Article 81 infringed only if refusal by dominant company 226. A refusal to start supplying can only raise competition problems if the undertaking refusing to supply has a dominant position on a defined market. This will often be an “upstream” input market, but it may also be a distinct market where access is needed to link this market with another market, for example to interface information.135
Hypothetical or potential market 227. In some circumstances, there may not be an existing market for the input in question as it is used only by the owner in a captive market. For example, an IPR may be nothing more than an input that is not marketed separately from the goods and services to which the IPR relates. However, it is sufficient that a captive market, that is, a potential market, or even a
hypothetical market, can be identified. Such is the case where there is actual demand for the input on the part of undertakings seeking to carry out the activity for which the input is indispensable.136
To be an abuse the refusal to start supplying must concern an input, which is indispensable
to carry on normal economic activity in the downstream market. Without this input companies cannot manufacture their products or provide their usual service levels. Therefore, when real or potential substitutes exist in the market, the input of the dominant company is not indispensable.

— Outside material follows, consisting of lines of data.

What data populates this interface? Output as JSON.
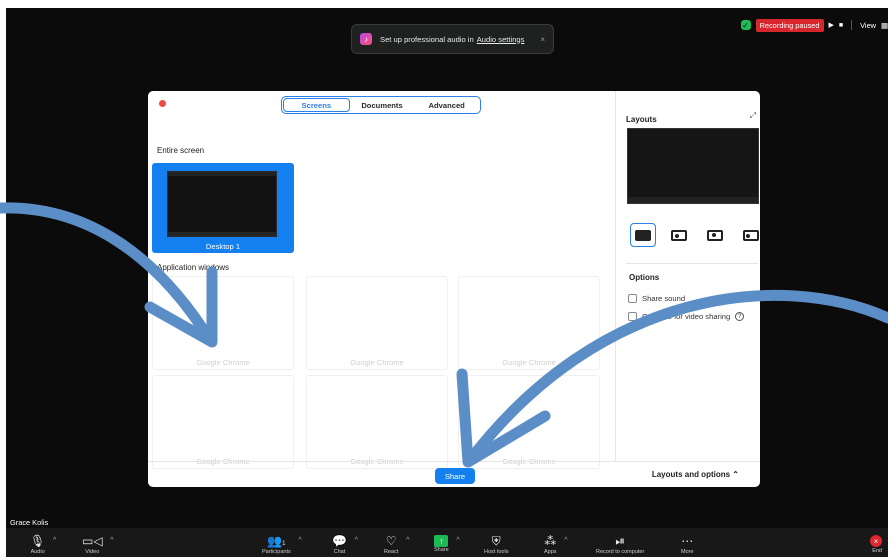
{
  "notification": {
    "text": "Set up professional audio in",
    "link": "Audio settings",
    "close": "×",
    "icon": "music-app-icon"
  },
  "recording": {
    "status": "Recording paused",
    "play": "▶",
    "stop": "■",
    "view": "View"
  },
  "dialog": {
    "tabs": [
      "Screens",
      "Documents",
      "Advanced"
    ],
    "active_tab": "Screens",
    "entire_screen_title": "Entire screen",
    "desktop_label": "Desktop 1",
    "app_windows_title": "Application windows",
    "windows": [
      "Google Chrome",
      "Google Chrome",
      "Google Chrome",
      "Google Chrome",
      "Google Chrome",
      "Google Chrome"
    ],
    "right_panel": {
      "layouts_title": "Layouts",
      "options_title": "Options",
      "option_1": "Share sound",
      "option_2": "Optimize for video sharing",
      "help": "?"
    },
    "share_button": "Share",
    "layouts_and_options": "Layouts and options ⌃"
  },
  "participant_name": "Grace Kolis",
  "toolbar": {
    "items": [
      {
        "label": "Audio",
        "icon": "microphone-icon",
        "glyph": "🎙"
      },
      {
        "label": "Video",
        "icon": "video-camera-icon",
        "glyph": "▭"
      },
      {
        "label": "Participants",
        "icon": "participants-icon",
        "glyph": "👥",
        "count": "1"
      },
      {
        "label": "Chat",
        "icon": "chat-icon",
        "glyph": "💬"
      },
      {
        "label": "React",
        "icon": "react-icon",
        "glyph": "♡"
      },
      {
        "label": "Share",
        "icon": "share-screen-icon",
        "glyph": "↑"
      },
      {
        "label": "Host tools",
        "icon": "shield-icon",
        "glyph": "⛨"
      },
      {
        "label": "Apps",
        "icon": "apps-icon",
        "glyph": "⁂"
      },
      {
        "label": "Record to computer",
        "icon": "record-icon",
        "glyph": "⏯"
      },
      {
        "label": "More",
        "icon": "more-icon",
        "glyph": "⋯"
      }
    ],
    "end_label": "End",
    "end_glyph": "×"
  },
  "colors": {
    "accent": "#1480f0",
    "recording_red": "#d9262c",
    "shield_green": "#1db954",
    "annotation_arrow": "#5b8ec7"
  }
}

The same holds if it would be legally and economically possible for other companies to produce the input in question themselves.
Indispensable narrowly defined 229. A facility is an indispensable input only when duplication of the existing facility is impossible or extremely difficult, either because it is physically or legally impossible to
duplicate, or because a second facility is not economically viable in the sense that it would not
COMP/C-3/37.792 (Microsoft) Commission Decision of 24.03.2004. Case C-418/01 IMS Health, cited in footnote 129, paragraph 44.